CNN Thinks It Can Win Teens Over to TV News With Animation
It took some time to process this news; as far out as it is. Last month, CNN announced that they were rebranding their other cable news network Headline News as HLN and giving it a complete makeover too. Borrowing more than the idea of a three lettered name from MTV, HLN is now gunning for the teen demos, and is banking on animation to help them grab it. The only question that is really raised is: why?
The part of the announcement that is of concern to this blog is that Frederator will be producing a half-hour show called ‘I Can Haz NewsToons’. Aside from the inexplicable name, the show will:
scour the internet to present the most original e-cards, caricatures and doodles, and for the first time bring people’s favorite political and social cartoonists from the world of print to TV.

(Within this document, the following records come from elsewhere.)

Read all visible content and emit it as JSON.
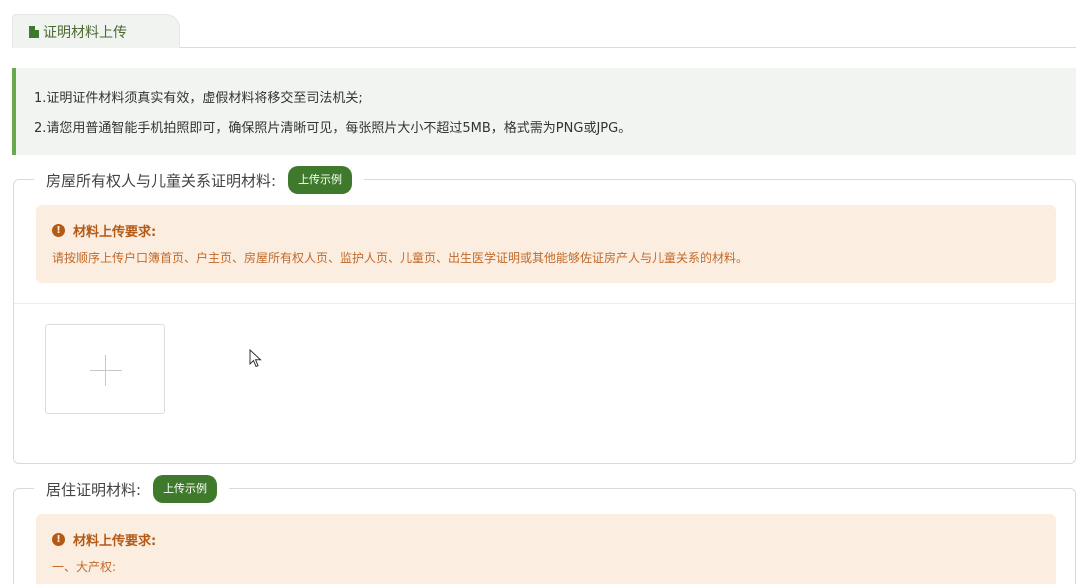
{
  "tab": {
    "label": "证明材料上传",
    "icon": "document-icon"
  },
  "notice": {
    "lines": [
      "1.证明证件材料须真实有效，虚假材料将移交至司法机关;",
      "2.请您用普通智能手机拍照即可，确保照片清晰可见，每张照片大小不超过5MB，格式需为PNG或JPG。"
    ]
  },
  "sections": [
    {
      "label": "房屋所有权人与儿童关系证明材料:",
      "sample_button": "上传示例",
      "requirement_title": "材料上传要求:",
      "requirement_text": "请按顺序上传户口簿首页、户主页、房屋所有权人页、监护人页、儿童页、出生医学证明或其他能够佐证房产人与儿童关系的材料。"
    },
    {
      "label": "居住证明材料:",
      "sample_button": "上传示例",
      "requirement_title": "材料上传要求:",
      "requirement_text": "一、大产权:"
    }
  ],
  "colors": {
    "accent": "#3f7a2c",
    "notice_border": "#6aa84f",
    "requirement_bg": "#fbeee0",
    "requirement_text": "#c2692a"
  }
}
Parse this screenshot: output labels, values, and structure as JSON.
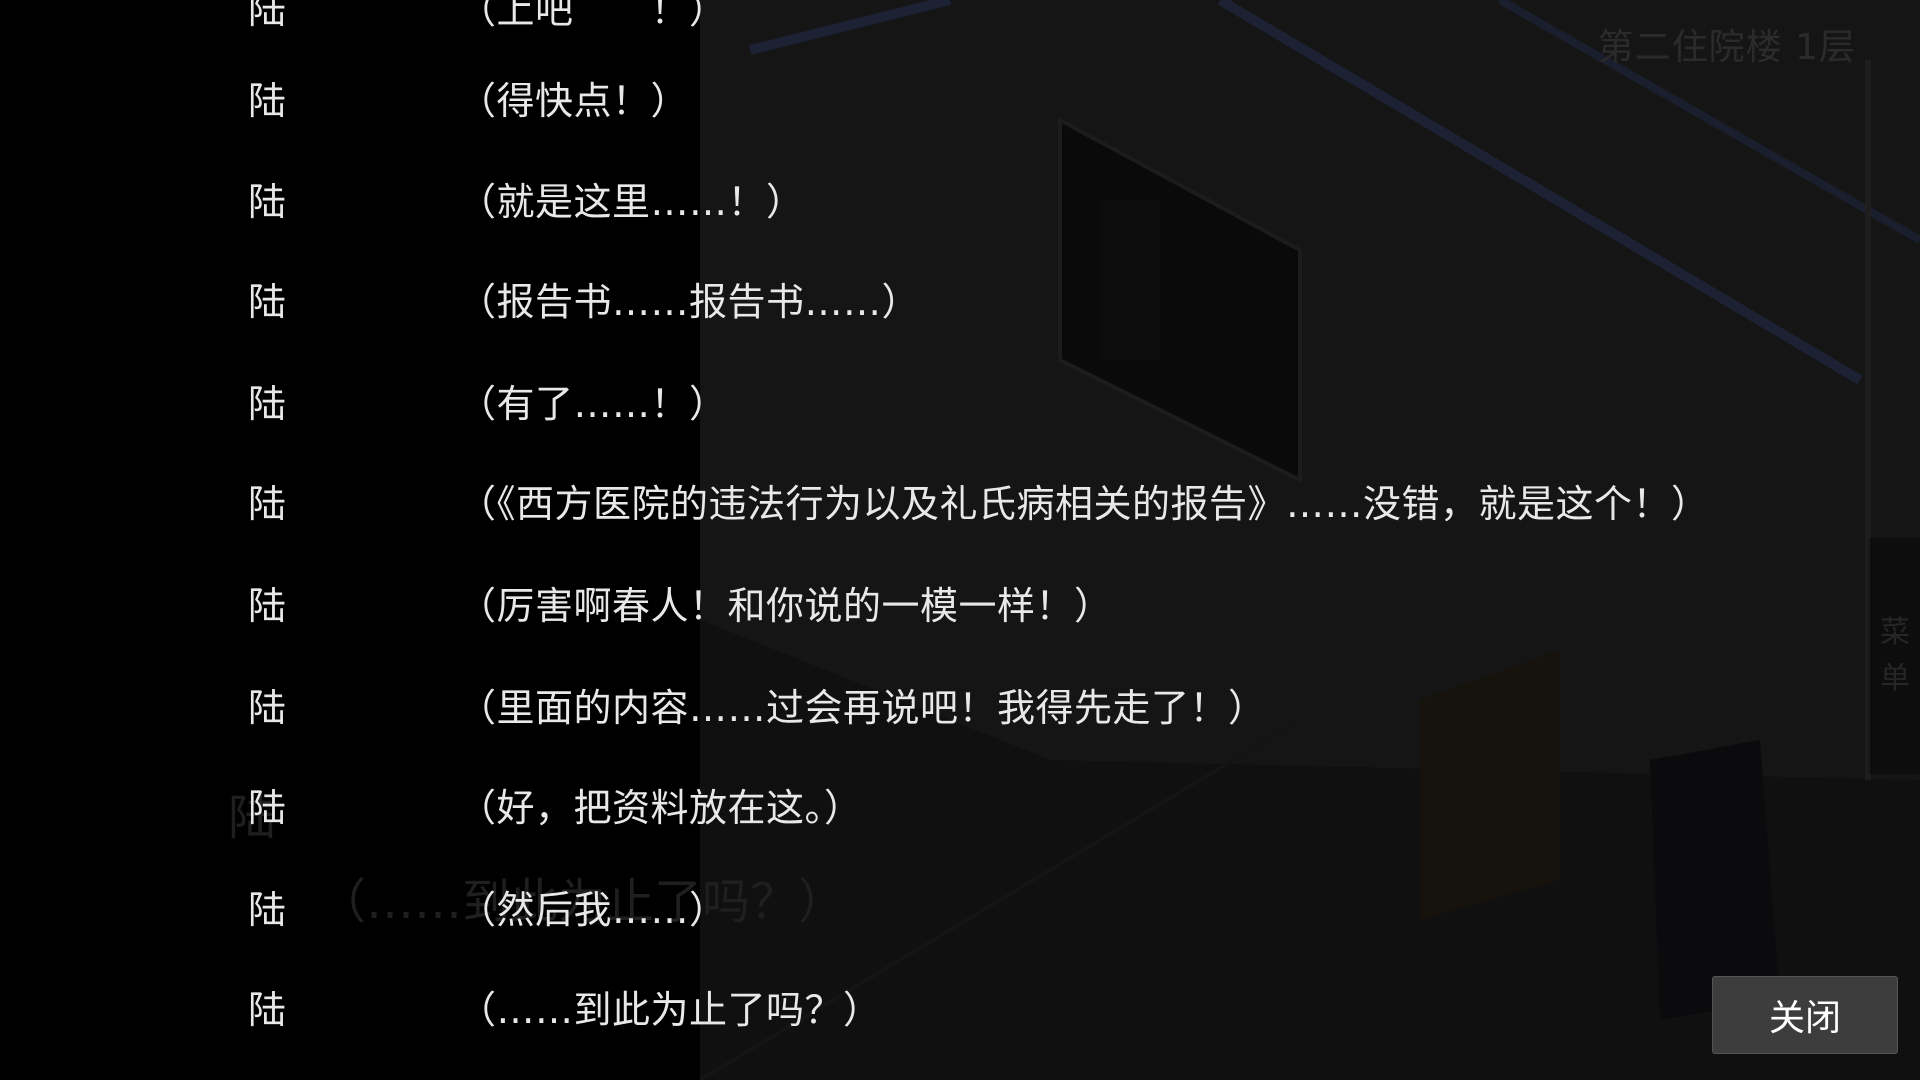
{
  "scene": {
    "location": "第二住院楼 1层",
    "side_menu": [
      "菜",
      "单"
    ],
    "dialogue_speaker": "陆",
    "dialogue_text": "（……到此为止了吗？）"
  },
  "backlog": {
    "entries": [
      {
        "speaker": "陆",
        "text": "（上吧　　！）"
      },
      {
        "speaker": "陆",
        "text": "（得快点！）"
      },
      {
        "speaker": "陆",
        "text": "（就是这里……！）"
      },
      {
        "speaker": "陆",
        "text": "（报告书……报告书……）"
      },
      {
        "speaker": "陆",
        "text": "（有了……！）"
      },
      {
        "speaker": "陆",
        "text": "（《西方医院的违法行为以及礼氏病相关的报告》……没错，就是这个！）"
      },
      {
        "speaker": "陆",
        "text": "（厉害啊春人！和你说的一模一样！）"
      },
      {
        "speaker": "陆",
        "text": "（里面的内容……过会再说吧！我得先走了！）"
      },
      {
        "speaker": "陆",
        "text": "（好，把资料放在这。）"
      },
      {
        "speaker": "陆",
        "text": "（然后我……）"
      },
      {
        "speaker": "陆",
        "text": "（……到此为止了吗？）"
      }
    ],
    "close_label": "关闭"
  },
  "colors": {
    "background": "#000000",
    "text": "#e8e8e8",
    "button": "#3d3d3d"
  }
}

On the one hand, the idea is great, and should hopefully see animation play a greater role in factual programming in addition to entertainment. There’s no shortage of animation being produced on the internet even if plenty of it is of dubious quality. The nature of the actual content itself remains to be seen though and there have been plenty of similarly dubious efforts to mingle media sources before; without much success I should add. There is also however, just one problem: Next Media Animation.
The crazy Taiwanese studio (that does a lot of things right) pretty much has the animated news market sown up at the moment. While you might be most familiar with their wacky re-enactments, they also produce accurate reproductions of events and distribute them worldwide. They’ve built their business on integrating animation into the news, and they’ve built up a considerable lead in expertise and experience that will be hard to top.

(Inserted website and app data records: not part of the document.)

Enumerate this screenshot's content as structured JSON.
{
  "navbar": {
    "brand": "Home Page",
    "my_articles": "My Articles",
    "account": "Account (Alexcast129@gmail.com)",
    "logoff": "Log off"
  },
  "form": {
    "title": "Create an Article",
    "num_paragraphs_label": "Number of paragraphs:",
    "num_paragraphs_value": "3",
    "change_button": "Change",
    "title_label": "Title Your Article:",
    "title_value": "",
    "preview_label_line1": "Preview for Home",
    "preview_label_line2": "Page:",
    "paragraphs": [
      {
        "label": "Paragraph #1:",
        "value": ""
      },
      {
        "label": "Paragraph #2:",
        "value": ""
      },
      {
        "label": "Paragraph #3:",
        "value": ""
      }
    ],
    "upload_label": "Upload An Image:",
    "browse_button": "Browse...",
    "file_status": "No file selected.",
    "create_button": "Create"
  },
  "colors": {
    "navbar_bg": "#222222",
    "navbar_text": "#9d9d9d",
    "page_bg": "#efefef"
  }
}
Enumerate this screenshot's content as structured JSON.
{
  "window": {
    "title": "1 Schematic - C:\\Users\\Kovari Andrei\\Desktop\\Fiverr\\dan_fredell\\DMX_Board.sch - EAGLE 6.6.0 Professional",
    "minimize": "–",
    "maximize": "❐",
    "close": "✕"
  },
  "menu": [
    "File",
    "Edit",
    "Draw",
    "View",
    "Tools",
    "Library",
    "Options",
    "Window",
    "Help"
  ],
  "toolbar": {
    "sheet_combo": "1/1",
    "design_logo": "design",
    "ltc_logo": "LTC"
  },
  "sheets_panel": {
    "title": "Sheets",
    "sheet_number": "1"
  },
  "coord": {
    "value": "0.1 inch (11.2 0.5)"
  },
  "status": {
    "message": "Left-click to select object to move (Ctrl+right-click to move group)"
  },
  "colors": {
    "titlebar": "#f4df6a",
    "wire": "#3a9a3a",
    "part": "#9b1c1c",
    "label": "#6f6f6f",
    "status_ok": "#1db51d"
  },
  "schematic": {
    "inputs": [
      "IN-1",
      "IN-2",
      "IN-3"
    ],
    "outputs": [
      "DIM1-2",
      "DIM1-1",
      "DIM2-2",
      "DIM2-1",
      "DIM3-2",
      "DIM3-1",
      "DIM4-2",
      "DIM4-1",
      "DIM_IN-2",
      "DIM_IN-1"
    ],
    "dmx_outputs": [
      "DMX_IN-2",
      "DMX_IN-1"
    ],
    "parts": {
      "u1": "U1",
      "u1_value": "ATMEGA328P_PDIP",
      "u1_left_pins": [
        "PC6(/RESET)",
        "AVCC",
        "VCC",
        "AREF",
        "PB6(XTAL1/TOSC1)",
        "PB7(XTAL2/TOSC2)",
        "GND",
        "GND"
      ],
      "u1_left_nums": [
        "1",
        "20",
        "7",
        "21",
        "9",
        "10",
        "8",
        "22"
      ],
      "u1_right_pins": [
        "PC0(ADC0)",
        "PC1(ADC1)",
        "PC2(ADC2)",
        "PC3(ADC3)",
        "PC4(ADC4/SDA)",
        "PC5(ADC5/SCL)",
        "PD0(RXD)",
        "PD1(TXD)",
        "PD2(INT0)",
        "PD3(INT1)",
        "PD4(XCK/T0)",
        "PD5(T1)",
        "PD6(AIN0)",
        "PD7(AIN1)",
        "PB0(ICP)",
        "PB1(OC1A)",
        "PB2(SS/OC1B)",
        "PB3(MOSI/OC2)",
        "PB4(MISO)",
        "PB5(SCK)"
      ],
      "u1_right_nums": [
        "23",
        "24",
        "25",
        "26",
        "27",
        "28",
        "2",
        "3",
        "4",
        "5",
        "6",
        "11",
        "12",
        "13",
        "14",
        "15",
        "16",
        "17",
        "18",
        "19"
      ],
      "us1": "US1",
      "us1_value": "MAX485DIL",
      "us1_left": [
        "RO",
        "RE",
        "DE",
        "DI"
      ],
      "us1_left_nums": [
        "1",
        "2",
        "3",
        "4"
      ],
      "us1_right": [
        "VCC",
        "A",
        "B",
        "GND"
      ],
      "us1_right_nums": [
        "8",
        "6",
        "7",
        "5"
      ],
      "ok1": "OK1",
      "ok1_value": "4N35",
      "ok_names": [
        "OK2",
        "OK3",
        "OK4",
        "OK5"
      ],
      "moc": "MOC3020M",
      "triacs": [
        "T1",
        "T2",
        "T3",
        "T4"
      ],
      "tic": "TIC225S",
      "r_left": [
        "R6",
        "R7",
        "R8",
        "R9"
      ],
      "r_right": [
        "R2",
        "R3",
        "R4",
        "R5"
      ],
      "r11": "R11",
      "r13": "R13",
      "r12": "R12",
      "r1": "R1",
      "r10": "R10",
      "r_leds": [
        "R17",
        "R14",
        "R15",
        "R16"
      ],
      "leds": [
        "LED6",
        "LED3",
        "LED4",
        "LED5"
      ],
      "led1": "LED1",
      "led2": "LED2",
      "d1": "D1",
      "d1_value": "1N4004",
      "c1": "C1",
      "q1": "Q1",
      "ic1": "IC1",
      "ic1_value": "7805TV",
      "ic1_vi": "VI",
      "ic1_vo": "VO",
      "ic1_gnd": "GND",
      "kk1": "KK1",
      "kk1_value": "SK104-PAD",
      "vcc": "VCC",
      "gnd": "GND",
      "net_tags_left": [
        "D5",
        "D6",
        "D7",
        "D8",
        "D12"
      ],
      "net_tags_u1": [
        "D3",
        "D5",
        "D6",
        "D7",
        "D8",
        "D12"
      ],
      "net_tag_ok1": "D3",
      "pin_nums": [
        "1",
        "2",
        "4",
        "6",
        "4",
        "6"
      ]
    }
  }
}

So while there really are a lot of questions surrounding the idea of trying to get teens to a) watch the news, and b) do it on a TV screen, the bigger question is will trying to use animation to make a success of it risk alienating the technique from the very demographics that are needed to ensure its long-term success?
We’ve already seen what happened when animation was shuffled off to be something for kids and created a dearth of quality content for decades that followed. If HLN similarly pigeonholes animation as some sort of immature teenage nonsense, could it suffer again as adults turn away and distance themselves from the technique?
That remains to be seen, but in the meantime, we’ll soon see what kind of magic spell that animation holds over the teens of today.